"""

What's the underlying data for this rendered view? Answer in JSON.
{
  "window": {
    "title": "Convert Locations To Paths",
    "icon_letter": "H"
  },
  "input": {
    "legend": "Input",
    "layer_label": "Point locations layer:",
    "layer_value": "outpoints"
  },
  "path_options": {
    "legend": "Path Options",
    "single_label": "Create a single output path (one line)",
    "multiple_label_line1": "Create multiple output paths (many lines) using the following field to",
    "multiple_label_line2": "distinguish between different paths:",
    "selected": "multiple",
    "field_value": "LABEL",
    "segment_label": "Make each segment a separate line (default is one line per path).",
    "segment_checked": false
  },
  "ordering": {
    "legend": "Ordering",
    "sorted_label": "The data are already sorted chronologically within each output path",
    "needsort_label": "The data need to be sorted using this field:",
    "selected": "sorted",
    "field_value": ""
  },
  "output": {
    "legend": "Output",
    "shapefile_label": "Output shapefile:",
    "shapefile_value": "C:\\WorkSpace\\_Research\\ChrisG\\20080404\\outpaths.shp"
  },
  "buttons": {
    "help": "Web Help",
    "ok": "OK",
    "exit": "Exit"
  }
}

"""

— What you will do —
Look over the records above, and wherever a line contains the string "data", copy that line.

— Your solution —
What's the underlying data for this rendered view? Answer in JSON.
    "sorted_label": "The data are already sorted chronologically within each output path",
    "needsort_label": "The data need to be sorted using this field:",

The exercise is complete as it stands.